Prior to joining the basketball team, Mooradian, like the other 150 Americans who accompanied him, experienced culture shock and disillusionment that turned to despair. Food and other essentials were scarce. Freedoms, as he knew them in the United States, didn't exist.

Nor did the workers' paradise Mooradian expected to find.

Equally disturbing was the feeling of being watched - which might have been the case given the Soviet secret police (KGB) suspected Mooradian of being a spy.

But Mooradian adjusted. He overcame the language barrier and cultural differences. He quickly stopped giving teammates an encouraging pat on the backside in practice, for example, after it prompted some to suspect he was homosexual.

His life as a star athlete and a basketball coach was relatively good. He made some good friends and strong enemies. During his decade behind the Iron Curtain, the Soviets unsuccessfully blockaded Berlin, the U.S. and its allies fought a police action in Korea and the Cold War became nuclear.

Through it all, Mooradian longed to return to the U.S. and the life he enjoyed in Detroit.

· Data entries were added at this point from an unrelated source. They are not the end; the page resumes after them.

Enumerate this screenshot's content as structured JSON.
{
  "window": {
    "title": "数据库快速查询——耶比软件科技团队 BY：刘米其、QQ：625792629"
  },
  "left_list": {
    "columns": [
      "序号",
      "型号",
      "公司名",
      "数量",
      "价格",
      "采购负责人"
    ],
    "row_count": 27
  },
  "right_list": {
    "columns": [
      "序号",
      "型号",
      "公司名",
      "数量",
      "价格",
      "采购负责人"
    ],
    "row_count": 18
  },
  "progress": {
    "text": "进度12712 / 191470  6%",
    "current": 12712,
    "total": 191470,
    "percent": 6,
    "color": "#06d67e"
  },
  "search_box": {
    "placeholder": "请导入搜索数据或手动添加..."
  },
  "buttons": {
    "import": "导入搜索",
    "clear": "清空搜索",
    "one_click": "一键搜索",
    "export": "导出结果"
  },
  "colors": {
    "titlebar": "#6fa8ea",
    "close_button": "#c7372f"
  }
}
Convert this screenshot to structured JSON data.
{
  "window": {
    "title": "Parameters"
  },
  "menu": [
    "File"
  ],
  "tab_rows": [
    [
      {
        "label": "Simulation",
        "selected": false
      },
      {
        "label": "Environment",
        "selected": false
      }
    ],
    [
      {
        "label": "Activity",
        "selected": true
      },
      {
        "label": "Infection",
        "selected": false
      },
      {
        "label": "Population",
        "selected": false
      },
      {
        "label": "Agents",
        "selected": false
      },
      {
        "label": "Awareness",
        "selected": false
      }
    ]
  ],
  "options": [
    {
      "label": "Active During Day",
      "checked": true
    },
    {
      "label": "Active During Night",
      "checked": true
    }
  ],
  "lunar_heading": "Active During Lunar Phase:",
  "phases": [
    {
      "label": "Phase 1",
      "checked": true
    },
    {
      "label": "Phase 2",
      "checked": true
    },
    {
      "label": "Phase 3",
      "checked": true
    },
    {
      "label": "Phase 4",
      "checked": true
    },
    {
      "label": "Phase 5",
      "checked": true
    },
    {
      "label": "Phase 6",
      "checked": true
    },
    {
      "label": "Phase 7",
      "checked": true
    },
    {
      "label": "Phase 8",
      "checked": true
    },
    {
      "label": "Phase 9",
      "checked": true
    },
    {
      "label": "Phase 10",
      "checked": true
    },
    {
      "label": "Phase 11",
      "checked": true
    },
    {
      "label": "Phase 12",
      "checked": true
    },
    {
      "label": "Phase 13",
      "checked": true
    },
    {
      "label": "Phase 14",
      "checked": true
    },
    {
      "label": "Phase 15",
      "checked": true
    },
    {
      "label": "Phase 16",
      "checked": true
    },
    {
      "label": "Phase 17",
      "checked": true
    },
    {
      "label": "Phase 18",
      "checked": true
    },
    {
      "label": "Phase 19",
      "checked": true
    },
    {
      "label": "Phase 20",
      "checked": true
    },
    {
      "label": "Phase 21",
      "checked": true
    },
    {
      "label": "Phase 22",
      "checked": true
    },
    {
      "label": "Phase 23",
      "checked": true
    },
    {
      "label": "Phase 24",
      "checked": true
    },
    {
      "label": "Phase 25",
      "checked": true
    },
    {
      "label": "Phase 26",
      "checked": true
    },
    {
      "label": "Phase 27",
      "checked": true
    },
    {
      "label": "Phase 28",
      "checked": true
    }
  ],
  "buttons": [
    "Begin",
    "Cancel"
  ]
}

It took some scheming - and some inexplicable help from the KGB - but in 1960, after 13 years as a Cold War prisoner, Mooradian managed to returned to a much-changed U.S.

"In the Soviet Union, if the average person got bread, he was lucky," he said. "Over here, the stores had an abundance of everything, including television sets."

After a two-week debriefing by the FBI in Washington D.C., Mooradian enrolled at Wayne State University, where he earned a degree in journalism. He became a sportswriter for suburban newspapers.

While working as a journalist, he met and married Janice Taracks, a 1962 graduate of Birmingham Groves High School. They have two daughters, Jennifer and Bethany, and have lived in Southfield for 25 years.